Entries from a dataset of interfaces:
□ □ □ □

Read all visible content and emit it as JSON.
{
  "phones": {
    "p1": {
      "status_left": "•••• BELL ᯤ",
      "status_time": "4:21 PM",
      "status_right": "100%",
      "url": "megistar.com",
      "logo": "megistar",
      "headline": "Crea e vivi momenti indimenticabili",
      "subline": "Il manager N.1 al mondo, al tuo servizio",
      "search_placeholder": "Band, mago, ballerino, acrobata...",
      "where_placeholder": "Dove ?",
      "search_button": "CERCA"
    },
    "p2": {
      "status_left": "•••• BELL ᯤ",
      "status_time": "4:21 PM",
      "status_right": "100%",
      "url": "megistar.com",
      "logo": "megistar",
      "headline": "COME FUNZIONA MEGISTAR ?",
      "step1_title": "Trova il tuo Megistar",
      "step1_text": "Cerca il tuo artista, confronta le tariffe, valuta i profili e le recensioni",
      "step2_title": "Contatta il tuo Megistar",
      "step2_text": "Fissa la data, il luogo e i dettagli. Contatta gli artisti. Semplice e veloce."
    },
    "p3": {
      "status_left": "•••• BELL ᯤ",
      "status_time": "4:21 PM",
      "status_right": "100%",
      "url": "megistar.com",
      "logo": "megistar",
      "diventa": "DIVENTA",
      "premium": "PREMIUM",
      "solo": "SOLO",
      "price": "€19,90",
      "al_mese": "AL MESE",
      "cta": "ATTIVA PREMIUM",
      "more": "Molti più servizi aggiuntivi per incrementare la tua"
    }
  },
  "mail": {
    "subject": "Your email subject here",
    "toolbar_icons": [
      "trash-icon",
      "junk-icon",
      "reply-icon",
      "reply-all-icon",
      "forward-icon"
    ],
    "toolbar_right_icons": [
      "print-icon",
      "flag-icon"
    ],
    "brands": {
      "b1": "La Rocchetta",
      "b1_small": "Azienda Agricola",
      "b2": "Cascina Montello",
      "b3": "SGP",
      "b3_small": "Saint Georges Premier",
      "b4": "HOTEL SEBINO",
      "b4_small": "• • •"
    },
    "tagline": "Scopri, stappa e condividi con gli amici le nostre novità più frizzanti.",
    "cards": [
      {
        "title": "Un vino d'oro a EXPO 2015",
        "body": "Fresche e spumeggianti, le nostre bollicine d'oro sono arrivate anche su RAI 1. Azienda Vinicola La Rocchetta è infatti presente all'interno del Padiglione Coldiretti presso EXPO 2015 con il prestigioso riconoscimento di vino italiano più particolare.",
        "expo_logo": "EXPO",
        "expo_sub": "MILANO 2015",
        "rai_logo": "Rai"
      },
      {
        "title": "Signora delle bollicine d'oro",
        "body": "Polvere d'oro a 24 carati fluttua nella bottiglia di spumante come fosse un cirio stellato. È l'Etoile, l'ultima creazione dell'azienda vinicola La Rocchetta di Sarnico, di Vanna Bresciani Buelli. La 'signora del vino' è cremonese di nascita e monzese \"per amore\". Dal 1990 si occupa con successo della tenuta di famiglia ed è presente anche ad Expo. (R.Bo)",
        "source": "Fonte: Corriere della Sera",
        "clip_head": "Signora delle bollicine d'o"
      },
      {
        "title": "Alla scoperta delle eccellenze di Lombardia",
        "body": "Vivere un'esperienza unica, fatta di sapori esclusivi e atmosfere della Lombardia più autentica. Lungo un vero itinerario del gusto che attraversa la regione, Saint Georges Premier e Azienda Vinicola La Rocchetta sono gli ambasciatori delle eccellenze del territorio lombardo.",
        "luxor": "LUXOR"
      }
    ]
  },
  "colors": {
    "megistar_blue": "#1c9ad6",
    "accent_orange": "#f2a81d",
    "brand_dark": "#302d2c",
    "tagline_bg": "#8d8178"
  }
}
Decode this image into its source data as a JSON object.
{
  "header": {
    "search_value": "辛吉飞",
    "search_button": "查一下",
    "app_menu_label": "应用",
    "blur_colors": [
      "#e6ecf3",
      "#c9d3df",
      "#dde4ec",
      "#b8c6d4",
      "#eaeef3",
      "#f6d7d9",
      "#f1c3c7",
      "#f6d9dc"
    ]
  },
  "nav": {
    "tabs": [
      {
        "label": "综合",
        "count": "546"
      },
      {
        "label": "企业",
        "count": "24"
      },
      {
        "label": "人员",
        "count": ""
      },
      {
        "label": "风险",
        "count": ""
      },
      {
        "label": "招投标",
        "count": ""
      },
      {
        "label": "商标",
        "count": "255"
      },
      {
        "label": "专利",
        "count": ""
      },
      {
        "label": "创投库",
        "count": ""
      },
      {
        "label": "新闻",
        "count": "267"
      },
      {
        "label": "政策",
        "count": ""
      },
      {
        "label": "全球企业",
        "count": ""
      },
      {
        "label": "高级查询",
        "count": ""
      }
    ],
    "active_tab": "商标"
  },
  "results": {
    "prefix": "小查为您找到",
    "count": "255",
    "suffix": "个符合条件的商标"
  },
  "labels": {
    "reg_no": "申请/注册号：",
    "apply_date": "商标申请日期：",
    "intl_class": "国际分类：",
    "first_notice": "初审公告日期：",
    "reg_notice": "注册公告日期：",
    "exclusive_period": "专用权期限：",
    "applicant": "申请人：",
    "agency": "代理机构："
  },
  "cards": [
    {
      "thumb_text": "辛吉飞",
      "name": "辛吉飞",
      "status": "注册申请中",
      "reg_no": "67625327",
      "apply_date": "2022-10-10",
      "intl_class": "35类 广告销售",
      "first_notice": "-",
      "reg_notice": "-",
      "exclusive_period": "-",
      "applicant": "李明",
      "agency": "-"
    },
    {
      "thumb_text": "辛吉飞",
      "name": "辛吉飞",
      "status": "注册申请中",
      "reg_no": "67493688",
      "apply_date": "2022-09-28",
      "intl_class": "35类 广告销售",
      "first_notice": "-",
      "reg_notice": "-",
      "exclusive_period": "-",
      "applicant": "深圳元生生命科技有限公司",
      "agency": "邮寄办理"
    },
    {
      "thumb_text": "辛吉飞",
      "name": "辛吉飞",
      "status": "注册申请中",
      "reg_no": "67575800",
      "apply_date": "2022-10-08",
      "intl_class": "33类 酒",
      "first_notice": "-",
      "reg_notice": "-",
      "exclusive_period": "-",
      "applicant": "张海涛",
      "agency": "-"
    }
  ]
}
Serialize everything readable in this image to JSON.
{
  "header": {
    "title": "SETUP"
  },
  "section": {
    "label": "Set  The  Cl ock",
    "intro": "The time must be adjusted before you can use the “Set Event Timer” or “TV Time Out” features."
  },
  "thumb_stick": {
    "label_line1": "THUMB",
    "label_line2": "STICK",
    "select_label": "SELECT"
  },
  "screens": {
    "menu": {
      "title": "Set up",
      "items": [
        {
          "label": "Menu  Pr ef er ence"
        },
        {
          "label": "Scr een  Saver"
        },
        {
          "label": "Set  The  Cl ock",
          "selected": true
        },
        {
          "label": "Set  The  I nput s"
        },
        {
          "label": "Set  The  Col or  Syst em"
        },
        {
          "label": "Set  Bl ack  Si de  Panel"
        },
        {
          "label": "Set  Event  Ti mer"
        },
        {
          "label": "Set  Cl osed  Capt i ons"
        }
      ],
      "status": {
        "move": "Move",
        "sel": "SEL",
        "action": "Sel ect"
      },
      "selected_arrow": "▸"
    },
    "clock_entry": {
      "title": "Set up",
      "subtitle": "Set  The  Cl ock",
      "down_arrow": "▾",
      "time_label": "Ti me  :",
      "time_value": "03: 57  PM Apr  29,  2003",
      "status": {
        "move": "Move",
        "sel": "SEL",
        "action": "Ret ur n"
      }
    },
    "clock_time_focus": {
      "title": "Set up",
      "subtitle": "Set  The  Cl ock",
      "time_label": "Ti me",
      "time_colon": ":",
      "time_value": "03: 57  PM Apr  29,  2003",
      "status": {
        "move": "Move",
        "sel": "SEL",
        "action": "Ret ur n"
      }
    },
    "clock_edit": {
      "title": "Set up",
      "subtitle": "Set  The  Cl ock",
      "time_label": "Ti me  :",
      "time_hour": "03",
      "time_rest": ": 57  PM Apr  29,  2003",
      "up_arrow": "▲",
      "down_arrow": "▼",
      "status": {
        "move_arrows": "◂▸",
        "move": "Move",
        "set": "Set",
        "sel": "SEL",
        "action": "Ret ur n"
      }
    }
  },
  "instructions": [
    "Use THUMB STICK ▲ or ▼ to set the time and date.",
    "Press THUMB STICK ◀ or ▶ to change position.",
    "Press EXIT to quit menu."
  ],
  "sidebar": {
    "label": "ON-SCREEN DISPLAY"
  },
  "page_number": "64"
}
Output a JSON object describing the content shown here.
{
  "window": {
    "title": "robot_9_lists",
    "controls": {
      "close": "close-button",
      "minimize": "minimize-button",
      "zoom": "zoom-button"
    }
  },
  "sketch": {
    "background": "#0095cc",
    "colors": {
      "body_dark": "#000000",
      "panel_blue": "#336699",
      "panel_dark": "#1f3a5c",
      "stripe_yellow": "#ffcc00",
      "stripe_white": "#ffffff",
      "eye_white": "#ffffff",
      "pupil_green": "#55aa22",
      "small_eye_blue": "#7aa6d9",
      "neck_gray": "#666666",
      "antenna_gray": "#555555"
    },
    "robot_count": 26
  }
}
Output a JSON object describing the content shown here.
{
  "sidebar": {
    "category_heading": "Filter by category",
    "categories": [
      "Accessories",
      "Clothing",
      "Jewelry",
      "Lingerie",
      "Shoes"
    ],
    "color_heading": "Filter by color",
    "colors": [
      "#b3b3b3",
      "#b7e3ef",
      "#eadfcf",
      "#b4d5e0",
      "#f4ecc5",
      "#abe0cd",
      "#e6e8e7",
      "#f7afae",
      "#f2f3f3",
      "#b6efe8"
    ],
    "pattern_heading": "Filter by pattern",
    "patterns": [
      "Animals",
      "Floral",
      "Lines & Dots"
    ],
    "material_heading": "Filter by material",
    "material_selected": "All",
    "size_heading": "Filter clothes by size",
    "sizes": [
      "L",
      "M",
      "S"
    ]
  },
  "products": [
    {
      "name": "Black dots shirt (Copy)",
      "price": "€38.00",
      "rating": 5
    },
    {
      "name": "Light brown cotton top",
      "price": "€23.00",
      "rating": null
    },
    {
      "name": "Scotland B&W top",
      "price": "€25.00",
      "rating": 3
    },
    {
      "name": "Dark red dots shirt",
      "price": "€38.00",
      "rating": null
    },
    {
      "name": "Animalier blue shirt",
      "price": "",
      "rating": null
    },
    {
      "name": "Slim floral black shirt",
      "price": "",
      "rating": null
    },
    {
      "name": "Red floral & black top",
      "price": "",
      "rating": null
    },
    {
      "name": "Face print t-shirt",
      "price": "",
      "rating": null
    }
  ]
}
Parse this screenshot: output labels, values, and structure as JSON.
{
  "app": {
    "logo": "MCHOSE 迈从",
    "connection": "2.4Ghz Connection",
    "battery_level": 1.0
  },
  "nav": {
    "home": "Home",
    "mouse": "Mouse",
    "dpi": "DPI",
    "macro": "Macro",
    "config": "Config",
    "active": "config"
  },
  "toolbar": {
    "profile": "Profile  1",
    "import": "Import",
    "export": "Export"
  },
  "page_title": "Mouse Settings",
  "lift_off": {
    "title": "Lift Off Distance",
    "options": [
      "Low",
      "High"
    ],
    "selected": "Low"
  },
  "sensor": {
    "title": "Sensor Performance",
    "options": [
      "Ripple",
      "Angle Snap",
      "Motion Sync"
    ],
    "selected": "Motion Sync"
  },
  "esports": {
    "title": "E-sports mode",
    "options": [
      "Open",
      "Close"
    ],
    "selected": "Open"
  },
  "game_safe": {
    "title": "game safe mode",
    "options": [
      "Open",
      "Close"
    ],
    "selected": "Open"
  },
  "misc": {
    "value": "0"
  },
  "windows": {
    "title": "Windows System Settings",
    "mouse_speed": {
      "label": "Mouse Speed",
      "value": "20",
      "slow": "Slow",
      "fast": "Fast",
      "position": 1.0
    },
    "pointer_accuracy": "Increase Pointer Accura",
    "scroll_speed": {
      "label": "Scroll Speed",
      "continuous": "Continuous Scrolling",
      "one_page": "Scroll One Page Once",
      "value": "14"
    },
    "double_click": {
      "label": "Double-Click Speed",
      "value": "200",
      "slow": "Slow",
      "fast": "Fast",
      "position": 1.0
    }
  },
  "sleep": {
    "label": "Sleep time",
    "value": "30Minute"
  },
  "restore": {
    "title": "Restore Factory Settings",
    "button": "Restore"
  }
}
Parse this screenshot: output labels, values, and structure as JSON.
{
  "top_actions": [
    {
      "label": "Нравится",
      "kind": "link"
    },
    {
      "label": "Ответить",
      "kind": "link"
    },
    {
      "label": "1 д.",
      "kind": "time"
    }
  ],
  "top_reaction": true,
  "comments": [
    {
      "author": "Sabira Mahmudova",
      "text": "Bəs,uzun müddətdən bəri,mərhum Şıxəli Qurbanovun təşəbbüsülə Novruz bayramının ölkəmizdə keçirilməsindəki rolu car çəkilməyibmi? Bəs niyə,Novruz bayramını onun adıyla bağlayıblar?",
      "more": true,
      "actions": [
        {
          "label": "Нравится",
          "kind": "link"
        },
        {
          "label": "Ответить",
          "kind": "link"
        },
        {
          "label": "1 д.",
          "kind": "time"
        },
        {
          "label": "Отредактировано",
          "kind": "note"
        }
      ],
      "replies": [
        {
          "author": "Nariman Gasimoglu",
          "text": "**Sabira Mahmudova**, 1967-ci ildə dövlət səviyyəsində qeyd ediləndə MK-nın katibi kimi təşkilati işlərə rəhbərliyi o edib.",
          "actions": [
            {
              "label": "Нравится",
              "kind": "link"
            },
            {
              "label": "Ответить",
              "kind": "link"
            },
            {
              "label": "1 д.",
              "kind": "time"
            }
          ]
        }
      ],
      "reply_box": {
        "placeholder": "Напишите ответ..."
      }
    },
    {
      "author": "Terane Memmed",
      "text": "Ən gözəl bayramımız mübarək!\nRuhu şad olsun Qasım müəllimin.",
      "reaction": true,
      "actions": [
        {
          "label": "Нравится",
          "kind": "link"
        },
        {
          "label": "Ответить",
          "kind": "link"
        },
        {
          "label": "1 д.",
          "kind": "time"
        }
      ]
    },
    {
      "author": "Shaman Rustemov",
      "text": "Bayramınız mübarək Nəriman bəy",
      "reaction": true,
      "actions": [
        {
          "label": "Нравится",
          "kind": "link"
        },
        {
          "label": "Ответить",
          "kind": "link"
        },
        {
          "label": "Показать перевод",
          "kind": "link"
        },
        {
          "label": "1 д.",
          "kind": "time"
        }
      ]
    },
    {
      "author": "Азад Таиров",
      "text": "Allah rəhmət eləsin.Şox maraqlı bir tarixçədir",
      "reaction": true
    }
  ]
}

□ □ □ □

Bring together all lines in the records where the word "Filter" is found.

    "category_heading": "Filter by category",
    "color_heading": "Filter by color",
    "pattern_heading": "Filter by pattern",
    "material_heading": "Filter by material",
    "size_heading": "Filter clothes by size",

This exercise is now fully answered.